If a record below holds a picture, drop the picture and restate everything else word for word.

========

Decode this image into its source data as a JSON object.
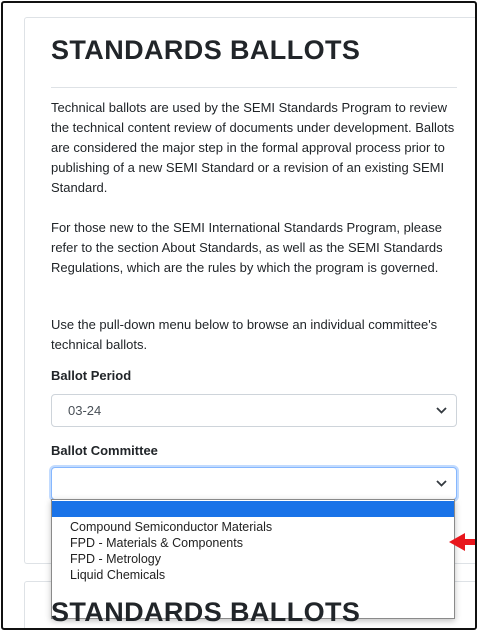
{
  "page": {
    "title": "STANDARDS BALLOTS",
    "title_repeat": "STANDARDS BALLOTS",
    "paragraphs": [
      "Technical ballots are used by the SEMI Standards Program to review the technical content review of documents under development. Ballots are considered the major step in the formal approval process prior to publishing of a new SEMI Standard or a revision of an existing SEMI Standard.",
      "For those new to the SEMI International Standards Program, please refer to the section About Standards, as well as the SEMI Standards Regulations, which are the rules by which the program is governed.",
      "Use the pull-down menu below to browse an individual committee's technical ballots."
    ]
  },
  "ballot_period": {
    "label": "Ballot Period",
    "selected": "03-24"
  },
  "ballot_committee": {
    "label": "Ballot Committee",
    "selected": "",
    "options": [
      "",
      "Compound Semiconductor Materials",
      "FPD - Materials & Components",
      "FPD - Metrology",
      "Liquid Chemicals"
    ]
  },
  "colors": {
    "highlight": "#1a73e8",
    "arrow": "#e8161c",
    "focus_border": "#86b7fe"
  },
  "icons": [
    "chevron-down-icon",
    "red-arrow-icon"
  ]
}
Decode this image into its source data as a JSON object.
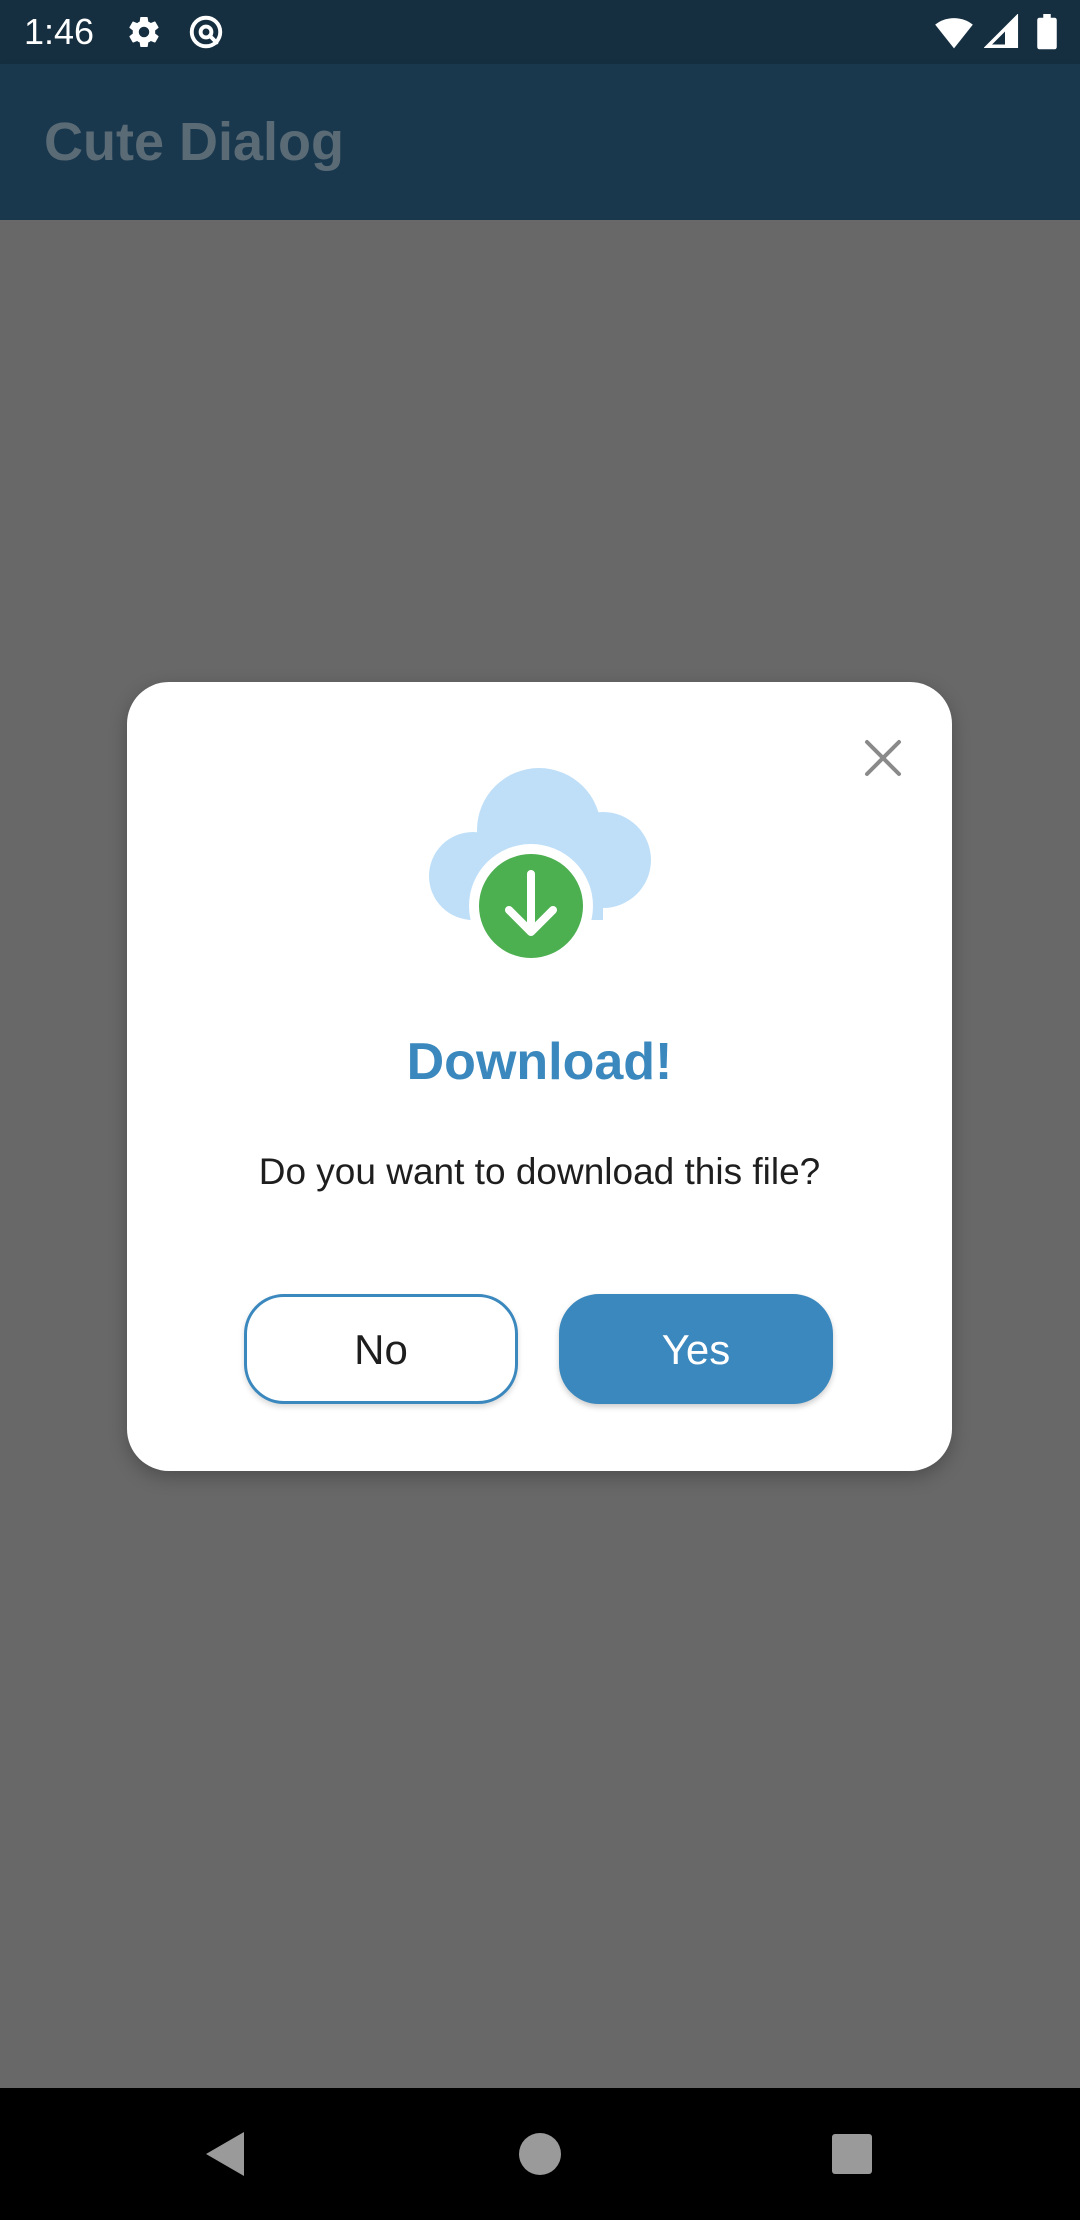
{
  "status_bar": {
    "time": "1:46",
    "icons": [
      "gear-icon",
      "at-sign-icon",
      "wifi-icon",
      "cell-signal-icon",
      "battery-icon"
    ]
  },
  "app_bar": {
    "title": "Cute Dialog"
  },
  "dialog": {
    "icon": "cloud-download-icon",
    "title": "Download!",
    "message": "Do you want to download this file?",
    "no_label": "No",
    "yes_label": "Yes",
    "close_icon": "close-icon"
  },
  "nav_bar": {
    "icons": [
      "back-icon",
      "home-icon",
      "recents-icon"
    ]
  },
  "colors": {
    "status_bar": "#162f40",
    "app_bar": "#19384e",
    "scrim": "#686868",
    "accent": "#3a88bd",
    "cloud": "#bfdff8",
    "download_circle": "#4caf50"
  }
}
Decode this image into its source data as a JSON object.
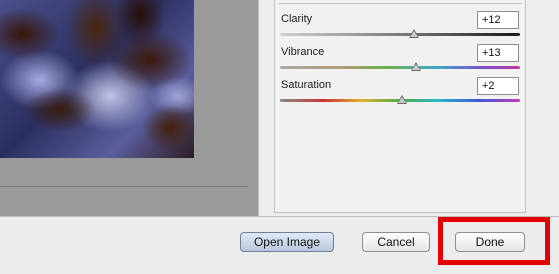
{
  "adjustments": [
    {
      "label": "Clarity",
      "value": "+12",
      "level": 0.56
    },
    {
      "label": "Vibrance",
      "value": "+13",
      "level": 0.565
    },
    {
      "label": "Saturation",
      "value": "+2",
      "level": 0.51
    }
  ],
  "buttons": {
    "open_image": "Open Image",
    "cancel": "Cancel",
    "done": "Done"
  },
  "colors": {
    "highlight": "#e20000",
    "primary_button": "#b9c8de"
  }
}
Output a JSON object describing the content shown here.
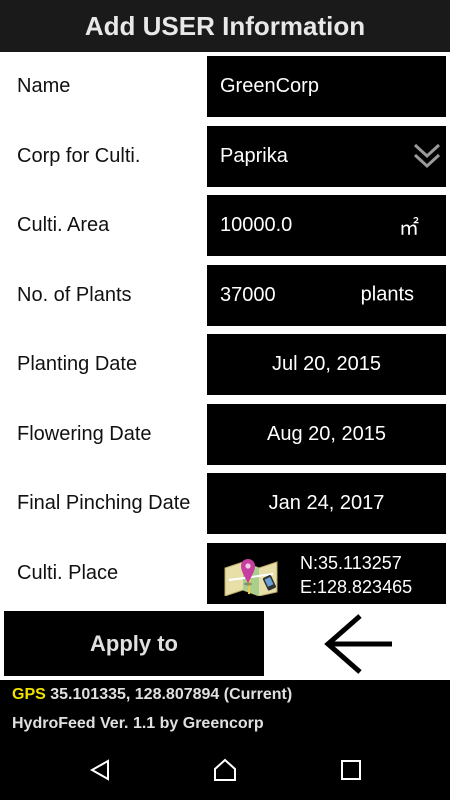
{
  "header": {
    "title": "Add USER Information"
  },
  "form": {
    "name": {
      "label": "Name",
      "value": "GreenCorp"
    },
    "crop": {
      "label": "Corp for Culti.",
      "value": "Paprika",
      "icon": "chevron-double-down-icon"
    },
    "area": {
      "label": "Culti. Area",
      "value": "10000.0",
      "unit": "㎡"
    },
    "plants": {
      "label": "No. of Plants",
      "value": "37000",
      "unit": "plants"
    },
    "planting_date": {
      "label": "Planting Date",
      "value": "Jul 20, 2015"
    },
    "flowering_date": {
      "label": "Flowering Date",
      "value": "Aug 20, 2015"
    },
    "final_pinching_date": {
      "label": "Final Pinching Date",
      "value": "Jan 24, 2017"
    },
    "place": {
      "label": "Culti. Place",
      "lat": "N:35.113257",
      "lon": "E:128.823465",
      "icon": "map-pin-icon"
    }
  },
  "actions": {
    "apply_label": "Apply to",
    "back_icon": "back-arrow-icon"
  },
  "status": {
    "gps_tag": "GPS",
    "gps_value": "35.101335, 128.807894 (Current)",
    "version": "HydroFeed Ver. 1.1 by Greencorp",
    "gps_tag_color": "#f0e000"
  },
  "navbar": {
    "back": "nav-back-icon",
    "home": "nav-home-icon",
    "recents": "nav-recents-icon"
  }
}
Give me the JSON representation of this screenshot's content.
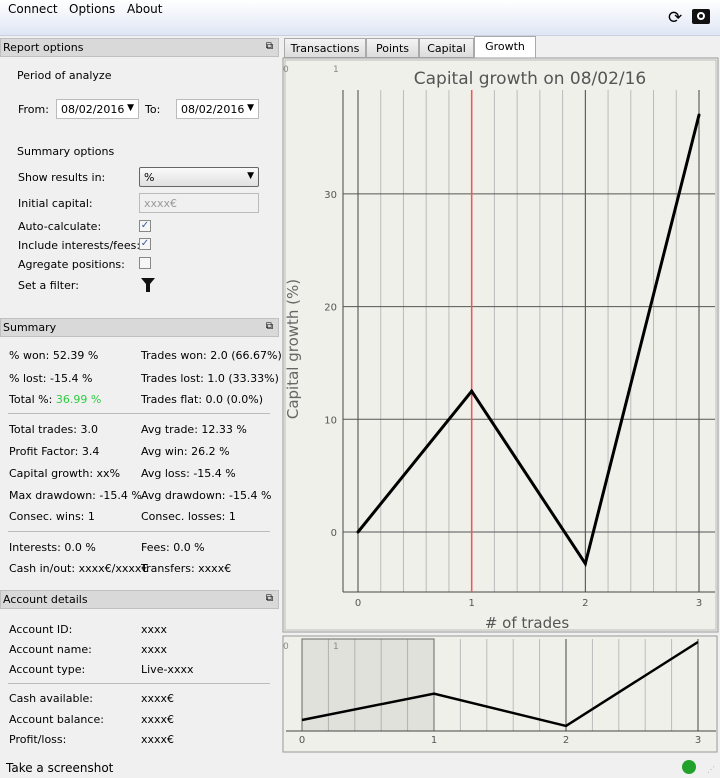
{
  "menu": {
    "connect": "Connect",
    "options": "Options",
    "about": "About"
  },
  "report": {
    "title": "Report options",
    "period": "Period of analyze",
    "from_label": "From:",
    "from": "08/02/2016",
    "to_label": "To:",
    "to": "08/02/2016",
    "summary_options": "Summary options",
    "show_results_label": "Show results in:",
    "show_results": "%",
    "initial_capital_label": "Initial capital:",
    "initial_capital_placeholder": "xxxx€",
    "auto_calc_label": "Auto-calculate:",
    "auto_calc": true,
    "include_label": "Include interests/fees:",
    "include": true,
    "aggregate_label": "Agregate positions:",
    "aggregate": false,
    "filter_label": "Set a filter:"
  },
  "summary": {
    "title": "Summary",
    "won_pct": "% won: 52.39 %",
    "lost_pct": "% lost: -15.4 %",
    "total_label": "Total %:",
    "total_value": "36.99 %",
    "trades_won": "Trades won: 2.0 (66.67%)",
    "trades_lost": "Trades lost: 1.0 (33.33%)",
    "trades_flat": "Trades flat: 0.0 (0.0%)",
    "total_trades": "Total trades: 3.0",
    "avg_trade": "Avg trade: 12.33 %",
    "profit_factor": "Profit Factor: 3.4",
    "avg_win": "Avg win: 26.2 %",
    "capital_growth": "Capital growth: xx%",
    "avg_loss": "Avg loss: -15.4 %",
    "max_dd": "Max drawdown: -15.4 %",
    "avg_dd": "Avg drawdown: -15.4 %",
    "consec_wins": "Consec. wins: 1",
    "consec_losses": "Consec. losses: 1",
    "interests": "Interests: 0.0 %",
    "fees": "Fees: 0.0 %",
    "cash": "Cash in/out: xxxx€/xxxx€",
    "transfers": "Transfers: xxxx€",
    "total_color": "#2ecc40"
  },
  "account": {
    "title": "Account details",
    "rows": [
      [
        "Account ID:",
        "xxxx"
      ],
      [
        "Account name:",
        "xxxx"
      ],
      [
        "Account type:",
        "Live-xxxx"
      ],
      [
        "Cash available:",
        "xxxx€"
      ],
      [
        "Account balance:",
        "xxxx€"
      ],
      [
        "Profit/loss:",
        "xxxx€"
      ]
    ]
  },
  "tabs": [
    "Transactions",
    "Points",
    "Capital",
    "Growth"
  ],
  "active_tab": "Growth",
  "status": {
    "text": "Take a screenshot",
    "indicator_color": "#22a22a"
  },
  "chart_data": {
    "type": "line",
    "title": "Capital growth on 08/02/16",
    "xlabel": "# of trades",
    "ylabel": "Capital growth (%)",
    "x": [
      0,
      1,
      2,
      3
    ],
    "values": [
      0,
      12.5,
      -2.8,
      37.0
    ],
    "xlim": [
      -0.13,
      3.1
    ],
    "ylim": [
      -5.3,
      39.2
    ],
    "xticks": [
      0,
      1,
      2,
      3
    ],
    "yticks": [
      0,
      10,
      20,
      30
    ],
    "cursor_x": 1,
    "cursor_color": "#ff5050",
    "corner_labels": [
      "0",
      "1"
    ],
    "grid": true,
    "overview": {
      "xticks": [
        0,
        1,
        2,
        3
      ],
      "selection": [
        0,
        1
      ],
      "corner_labels": [
        "0",
        "1"
      ]
    }
  }
}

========

● **YOUR SOLUTION**:
Decode this image into its source data as a JSON object.
{
  "page": {
    "title": "STANDARDS BALLOTS",
    "title_repeat": "STANDARDS BALLOTS",
    "paragraphs": [
      "Technical ballots are used by the SEMI Standards Program to review the technical content review of documents under development. Ballots are considered the major step in the formal approval process prior to publishing of a new SEMI Standard or a revision of an existing SEMI Standard.",
      "For those new to the SEMI International Standards Program, please refer to the section About Standards, as well as the SEMI Standards Regulations, which are the rules by which the program is governed.",
      "Use the pull-down menu below to browse an individual committee's technical ballots."
    ]
  },
  "ballot_period": {
    "label": "Ballot Period",
    "selected": "03-24"
  },
  "ballot_committee": {
    "label": "Ballot Committee",
    "selected": "",
    "options": [
      "",
      "Compound Semiconductor Materials",
      "FPD - Materials & Components",
      "FPD - Metrology",
      "Liquid Chemicals"
    ]
  },
  "colors": {
    "highlight": "#1a73e8",
    "arrow": "#e8161c",
    "focus_border": "#86b7fe"
  },
  "icons": [
    "chevron-down-icon",
    "red-arrow-icon"
  ]
}
Decode this image into its source data as a JSON object.
{
  "status_bar": {
    "time": "1:46",
    "icons": [
      "gear-icon",
      "at-sign-icon",
      "wifi-icon",
      "cell-signal-icon",
      "battery-icon"
    ]
  },
  "app_bar": {
    "title": "Cute Dialog"
  },
  "dialog": {
    "icon": "cloud-download-icon",
    "title": "Download!",
    "message": "Do you want to download this file?",
    "no_label": "No",
    "yes_label": "Yes",
    "close_icon": "close-icon"
  },
  "nav_bar": {
    "icons": [
      "back-icon",
      "home-icon",
      "recents-icon"
    ]
  },
  "colors": {
    "status_bar": "#162f40",
    "app_bar": "#19384e",
    "scrim": "#686868",
    "accent": "#3a88bd",
    "cloud": "#bfdff8",
    "download_circle": "#4caf50"
  }
}
Decode this image into its source data as a JSON object.
{
  "adjustments": [
    {
      "label": "Clarity",
      "value": "+12",
      "level": 0.56
    },
    {
      "label": "Vibrance",
      "value": "+13",
      "level": 0.565
    },
    {
      "label": "Saturation",
      "value": "+2",
      "level": 0.51
    }
  ],
  "buttons": {
    "open_image": "Open Image",
    "cancel": "Cancel",
    "done": "Done"
  },
  "colors": {
    "highlight": "#e20000",
    "primary_button": "#b9c8de"
  }
}
Output a JSON object describing the content shown here.
{
  "header": {
    "title": "Add USER Information"
  },
  "form": {
    "name": {
      "label": "Name",
      "value": "GreenCorp"
    },
    "crop": {
      "label": "Corp for Culti.",
      "value": "Paprika",
      "icon": "chevron-double-down-icon"
    },
    "area": {
      "label": "Culti. Area",
      "value": "10000.0",
      "unit": "㎡"
    },
    "plants": {
      "label": "No. of Plants",
      "value": "37000",
      "unit": "plants"
    },
    "planting_date": {
      "label": "Planting Date",
      "value": "Jul 20, 2015"
    },
    "flowering_date": {
      "label": "Flowering Date",
      "value": "Aug 20, 2015"
    },
    "final_pinching_date": {
      "label": "Final Pinching Date",
      "value": "Jan 24, 2017"
    },
    "place": {
      "label": "Culti. Place",
      "lat": "N:35.113257",
      "lon": "E:128.823465",
      "icon": "map-pin-icon"
    }
  },
  "actions": {
    "apply_label": "Apply to",
    "back_icon": "back-arrow-icon"
  },
  "status": {
    "gps_tag": "GPS",
    "gps_value": "35.101335, 128.807894 (Current)",
    "version": "HydroFeed Ver. 1.1 by Greencorp",
    "gps_tag_color": "#f0e000"
  },
  "navbar": {
    "back": "nav-back-icon",
    "home": "nav-home-icon",
    "recents": "nav-recents-icon"
  }
}
Give me the JSON representation of this screenshot's content.
{
  "menu": {
    "connect": "Connect",
    "options": "Options",
    "about": "About"
  },
  "report": {
    "title": "Report options",
    "period": "Period of analyze",
    "from_label": "From:",
    "from": "08/02/2016",
    "to_label": "To:",
    "to": "08/02/2016",
    "summary_options": "Summary options",
    "show_results_label": "Show results in:",
    "show_results": "%",
    "initial_capital_label": "Initial capital:",
    "initial_capital_placeholder": "xxxx€",
    "auto_calc_label": "Auto-calculate:",
    "auto_calc": true,
    "include_label": "Include interests/fees:",
    "include": true,
    "aggregate_label": "Agregate positions:",
    "aggregate": false,
    "filter_label": "Set a filter:"
  },
  "summary": {
    "title": "Summary",
    "won_pct": "% won: 52.39 %",
    "lost_pct": "% lost: -15.4 %",
    "total_label": "Total %:",
    "total_value": "36.99 %",
    "trades_won": "Trades won: 2.0 (66.67%)",
    "trades_lost": "Trades lost: 1.0 (33.33%)",
    "trades_flat": "Trades flat: 0.0 (0.0%)",
    "total_trades": "Total trades: 3.0",
    "avg_trade": "Avg trade: 12.33 %",
    "profit_factor": "Profit Factor: 3.4",
    "avg_win": "Avg win: 26.2 %",
    "capital_growth": "Capital growth: xx%",
    "avg_loss": "Avg loss: -15.4 %",
    "max_dd": "Max drawdown: -15.4 %",
    "avg_dd": "Avg drawdown: -15.4 %",
    "consec_wins": "Consec. wins: 1",
    "consec_losses": "Consec. losses: 1",
    "interests": "Interests: 0.0 %",
    "fees": "Fees: 0.0 %",
    "cash": "Cash in/out: xxxx€/xxxx€",
    "transfers": "Transfers: xxxx€",
    "total_color": "#2ecc40"
  },
  "account": {
    "title": "Account details",
    "rows": [
      [
        "Account ID:",
        "xxxx"
      ],
      [
        "Account name:",
        "xxxx"
      ],
      [
        "Account type:",
        "Live-xxxx"
      ],
      [
        "Cash available:",
        "xxxx€"
      ],
      [
        "Account balance:",
        "xxxx€"
      ],
      [
        "Profit/loss:",
        "xxxx€"
      ]
    ]
  },
  "tabs": [
    "Transactions",
    "Points",
    "Capital",
    "Growth"
  ],
  "active_tab": "Growth",
  "status": {
    "text": "Take a screenshot",
    "indicator_color": "#22a22a"
  },
  "chart_data": {
    "type": "line",
    "title": "Capital growth on 08/02/16",
    "xlabel": "# of trades",
    "ylabel": "Capital growth (%)",
    "x": [
      0,
      1,
      2,
      3
    ],
    "values": [
      0,
      12.5,
      -2.8,
      37.0
    ],
    "xlim": [
      -0.13,
      3.1
    ],
    "ylim": [
      -5.3,
      39.2
    ],
    "xticks": [
      0,
      1,
      2,
      3
    ],
    "yticks": [
      0,
      10,
      20,
      30
    ],
    "cursor_x": 1,
    "cursor_color": "#ff5050",
    "corner_labels": [
      "0",
      "1"
    ],
    "grid": true,
    "overview": {
      "xticks": [
        0,
        1,
        2,
        3
      ],
      "selection": [
        0,
        1
      ],
      "corner_labels": [
        "0",
        "1"
      ]
    }
  }
}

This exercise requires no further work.